Work Package 4 focussed on important pathogens: Staphylococcus aureus (an opportunistic pathogen related to MRSA), SARS-CoV-2 and Pseudomonas aeruginosa (opportunistic lung pathogen in cystic fibrosis (CF)). ESR3&4 developed an electrochemical based biosensor to detect whole pathogens based on the YadA-collagen interaction. ESR5&15 worked in a large diagnostics enterprise (bioMérieux). ESR5 developed more robust epidemiological markers for S. aureus by determining its genomic evolution in the nose over three years (Goyal et al. Front Microbiol 10: 1525 (2019)). She then worked on diagnosis and typing of SARS-CoV-2. ESR15 worked on characterizing P. aeruginosa and its role in chronic lung infections in (CF) patients, as the infective strains in CF patients, unlike wild-type strains, are slow growing and mucoid. The strains were analyzed by modern high-throughput methods on both CF and non-CF patients, all of whom had lung transplants (Datar et al. Front Microbiol 12: 604555 (2021)). Analyzing the evolution of P. aeruginosa strains showed that identifying the right antibiotic rapidly will require innovative changes in diagnostics.
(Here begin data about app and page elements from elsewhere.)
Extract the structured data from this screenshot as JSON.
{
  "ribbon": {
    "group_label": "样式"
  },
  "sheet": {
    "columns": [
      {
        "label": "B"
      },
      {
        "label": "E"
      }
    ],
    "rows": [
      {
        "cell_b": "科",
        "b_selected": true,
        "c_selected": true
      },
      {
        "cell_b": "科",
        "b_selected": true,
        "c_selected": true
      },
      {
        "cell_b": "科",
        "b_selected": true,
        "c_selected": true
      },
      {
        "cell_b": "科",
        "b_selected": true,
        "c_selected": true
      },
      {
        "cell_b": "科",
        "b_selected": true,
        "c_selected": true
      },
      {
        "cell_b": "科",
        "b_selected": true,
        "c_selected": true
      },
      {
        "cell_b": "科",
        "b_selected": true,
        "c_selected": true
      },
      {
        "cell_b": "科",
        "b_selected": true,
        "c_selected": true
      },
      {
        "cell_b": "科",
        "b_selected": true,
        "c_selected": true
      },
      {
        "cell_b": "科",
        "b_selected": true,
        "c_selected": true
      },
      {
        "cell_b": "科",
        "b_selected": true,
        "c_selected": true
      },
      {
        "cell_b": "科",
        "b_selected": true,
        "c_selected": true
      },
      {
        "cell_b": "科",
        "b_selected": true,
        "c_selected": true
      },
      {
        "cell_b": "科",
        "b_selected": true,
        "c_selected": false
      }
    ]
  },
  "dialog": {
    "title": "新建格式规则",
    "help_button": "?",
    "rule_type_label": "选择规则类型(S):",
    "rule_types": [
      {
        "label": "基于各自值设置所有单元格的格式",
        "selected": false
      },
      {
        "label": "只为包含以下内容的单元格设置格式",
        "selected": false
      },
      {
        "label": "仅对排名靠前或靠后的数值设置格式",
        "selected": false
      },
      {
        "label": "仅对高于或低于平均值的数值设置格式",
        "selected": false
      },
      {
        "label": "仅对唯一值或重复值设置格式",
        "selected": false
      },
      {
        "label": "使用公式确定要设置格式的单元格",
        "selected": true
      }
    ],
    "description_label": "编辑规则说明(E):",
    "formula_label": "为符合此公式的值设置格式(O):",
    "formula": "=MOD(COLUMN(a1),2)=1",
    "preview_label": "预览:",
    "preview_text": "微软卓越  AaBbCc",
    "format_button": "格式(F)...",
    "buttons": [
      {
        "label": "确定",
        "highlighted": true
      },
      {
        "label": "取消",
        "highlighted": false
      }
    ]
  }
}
So far, ViBrANT has generated 42 published papers. To achieve global outreach, we leveraged the language skills of our ESRs, who wrote blogs and vlogs in 15 different languages. We did school visits (virtual and in-person) around the world. Our Twitter account has 627 followers and we have written 333 tweets.
The work by ESR5&15 will lead to important advances in hospital and point-of-care diagnostics for very important pathogens (e.g. Pseudomonas aeruginosa, SARS-CoV-2). This will have a broad socio-economic impact (improved patient outcomes, sales of diagnostics kits) and thus also Europe- and world-wide societal benefits. The work on viruses (ESR10&11) has revealed novel aspects of how viruses interact with their receptors, and novel targets. Till now, no-one has known how trimeric autotransporter adhesins bind their multiple human targets. Work by a large group of ESRs (1, 2, 3, 4, 6, 7, 14) focusses on different aspects of binding have begun to answer this question, using a variety of techniques. Our work on coatings (ESRs7-9) will lead to novel therapeutic concepts and surface coatings that will be important, for instance, in medical devices by preventing hospital-acquired infections.
How M28 might bind human proteins (Chowdhury)
Collagen-based biosensor (Leva-Bueno)